May all evil sleep | May all good awake | In thy way.”
From ‘Road to the Isles’ by Kenneth Macleod
Apparently the Isle of Skye is covered in fairies. Hoaching with them. Positively teeming. In Highland superstition it seems that there are two quite different theories about the origin of fairies, from Celtic and Scandinavian sources, and that these have, over the centuries, become confused.

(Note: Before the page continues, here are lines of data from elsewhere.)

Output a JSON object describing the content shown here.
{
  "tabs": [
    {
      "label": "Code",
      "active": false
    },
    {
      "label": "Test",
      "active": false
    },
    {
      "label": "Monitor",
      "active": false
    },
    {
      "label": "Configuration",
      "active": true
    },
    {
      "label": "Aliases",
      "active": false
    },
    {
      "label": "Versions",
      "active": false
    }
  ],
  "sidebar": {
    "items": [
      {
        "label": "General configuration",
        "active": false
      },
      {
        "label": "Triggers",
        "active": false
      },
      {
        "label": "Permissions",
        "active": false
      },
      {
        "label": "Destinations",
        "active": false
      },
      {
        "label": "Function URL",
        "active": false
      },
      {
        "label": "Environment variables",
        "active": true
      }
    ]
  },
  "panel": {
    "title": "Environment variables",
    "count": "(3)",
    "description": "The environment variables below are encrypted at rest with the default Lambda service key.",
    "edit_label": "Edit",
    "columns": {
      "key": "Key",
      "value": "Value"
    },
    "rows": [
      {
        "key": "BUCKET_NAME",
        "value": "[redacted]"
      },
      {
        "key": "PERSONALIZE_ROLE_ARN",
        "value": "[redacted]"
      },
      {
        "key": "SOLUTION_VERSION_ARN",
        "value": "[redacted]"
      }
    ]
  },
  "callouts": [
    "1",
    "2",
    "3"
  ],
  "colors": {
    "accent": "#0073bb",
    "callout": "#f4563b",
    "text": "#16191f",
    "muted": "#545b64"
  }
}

They may well have been the old inhabitants of the land, the little dark Neolithic people, Iberians or older, that were there long before the Celts, but were conquered and show all the traits you would expect of such a people. Dwelling underground in ‘Picts’ Houses’ or ‘fairy mounds’, using the flint arrow-heads that are now said to be ‘fairy arrows’ instead of the iron that they feared and so never owned, and taking every opportunity to annoy those of their conquerors who had failed to befriend them. They would have lived side by side with the other inhabitants of the land, speaking Gaelic as well as their own ‘fairy’ tongue, showing kindness to those who showed them kindness and seeking revenge on those who offended them.
The more Scandinavian theories suggest that they are fallen angels, some having fallen into the sea when the Devil was driven from heaven, becoming ‘Blue Men’. While others fell to earth and became fairies, hiding from God in woods, caves and fairy mounds, great musicians who wielded supernatural powers. Others became the Merry Dancers, or Northern Lights, coming from the myth that the Northern Lights were the Valkyries, these older myths themselves having been Christianised.
It is easy to see how a very real people may have become cloaked in myth, especially as their culture and appearance may have differed enough to make them seem quite alien to their conquerors. We have seen this happen time and again throughout history. It is also easy to see why these myths have persisted; it is that very thirst for the unknown that has driven mankind to explore and overcome, an emotive force that we have yet to comprehend that has become embodied in mythical imagery such as that of the Little People. Further to this, as someone who has had firsthand experience of what has seemed to me to be supernatural phenomena, I would argue that it is a combination of these, and other things we have yet to, or may never understand, that are the makings of fairy lore.
There are many sites on Skye that are linked to the fae, none more so than the Fairy Bridge. Located just outside of Dunvegan by the turnoff to Waternish. It is a place wrapped in story and myth, but these days it has ceased to be used as a crossing point, this and the nearby bus stop seem to have somewhat muted its once formidable reputation. Still, it was once the entry way to Waternish, a place reputed to be the last stronghold of heathendom on Skye.